Where are cities succeeding in making it possible for all residents to enjoy urban spaces? What happens when city policies foster stress and exclusion? When do urban transformations perpetuate legacies of inequality rather than upending them? Why is it challenging to weave health impact into all city policies? Who needs to participate in designing health-promoting cities? What should we consider to be a sustainable city? How do residents negotiate through, and innovate in day-to-day life in cities where resources are scarce?

Finding Answers

The City as Health Policy conference will engage these questions with panels on the following topics:

No SVG support

Urban Agriculture and Food Policy

No SVG support

Sustainable Transportation

No SVG support

Law Enforcement and Criminal Justice

No SVG support

Community and Economic Development


Documentary Photography

A visual exploration of The City as Health Policy at work across several New Jersey cities, including Newark, Paterson, Trenton, and Camden.


Logo for The Center for Race and Ethnicity, or CRE
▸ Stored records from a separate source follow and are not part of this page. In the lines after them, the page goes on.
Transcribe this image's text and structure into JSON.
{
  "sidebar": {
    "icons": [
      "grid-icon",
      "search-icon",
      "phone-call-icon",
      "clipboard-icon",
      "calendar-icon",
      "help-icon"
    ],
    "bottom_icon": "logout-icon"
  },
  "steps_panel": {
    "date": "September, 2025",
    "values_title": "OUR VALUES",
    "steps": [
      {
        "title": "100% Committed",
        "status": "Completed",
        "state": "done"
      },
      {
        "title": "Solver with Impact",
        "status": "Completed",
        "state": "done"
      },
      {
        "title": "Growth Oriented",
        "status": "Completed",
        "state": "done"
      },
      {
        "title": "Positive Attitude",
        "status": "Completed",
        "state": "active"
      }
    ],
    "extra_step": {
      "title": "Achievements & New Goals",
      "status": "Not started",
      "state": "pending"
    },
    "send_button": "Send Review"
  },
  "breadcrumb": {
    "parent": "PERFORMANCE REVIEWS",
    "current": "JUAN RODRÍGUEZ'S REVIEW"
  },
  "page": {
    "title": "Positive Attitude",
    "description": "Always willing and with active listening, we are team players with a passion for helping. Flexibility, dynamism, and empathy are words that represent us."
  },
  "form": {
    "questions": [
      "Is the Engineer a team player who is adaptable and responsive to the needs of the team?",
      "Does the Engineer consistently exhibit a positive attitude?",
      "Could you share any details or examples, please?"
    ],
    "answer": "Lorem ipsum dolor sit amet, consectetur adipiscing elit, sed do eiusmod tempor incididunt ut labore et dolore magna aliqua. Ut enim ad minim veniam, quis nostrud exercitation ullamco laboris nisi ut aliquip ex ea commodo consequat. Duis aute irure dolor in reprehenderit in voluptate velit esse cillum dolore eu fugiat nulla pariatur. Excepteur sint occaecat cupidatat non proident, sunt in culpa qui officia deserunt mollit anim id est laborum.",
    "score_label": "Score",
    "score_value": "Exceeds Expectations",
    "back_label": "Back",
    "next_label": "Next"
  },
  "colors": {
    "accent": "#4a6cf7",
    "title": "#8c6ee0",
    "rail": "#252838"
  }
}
Organized by Naa Oyo A. Kwate, The City as Health Policy is hosted by The Center for Race and Ethnicity (CRE) at Rutgers, The State University of New Jersey. The CRE’s mission is to offer the Rutgers community a place for the interdisciplinary engagement of issues of race and ethnicity within the state, the region and the world. The Center organizes collective conversations on issues ranging from important historical moments to contemporary culture and public policy. We do so by leading scholarly roundtables, lectures, workshops, film screenings, and conferences; and by co-sponsoring the same in other units around the university. Visit our website to learn more.

Logo for the Robert Wood Johnson Foundation

For more than 40 years the Robert Wood Johnson Foundation has worked to improve health and health care. We are working with others to build a national Culture of Health enabling everyone in America to live longer, healthier lives. For more information, visit Follow the Foundation on Twitter at or on Facebook at


Free and open to the public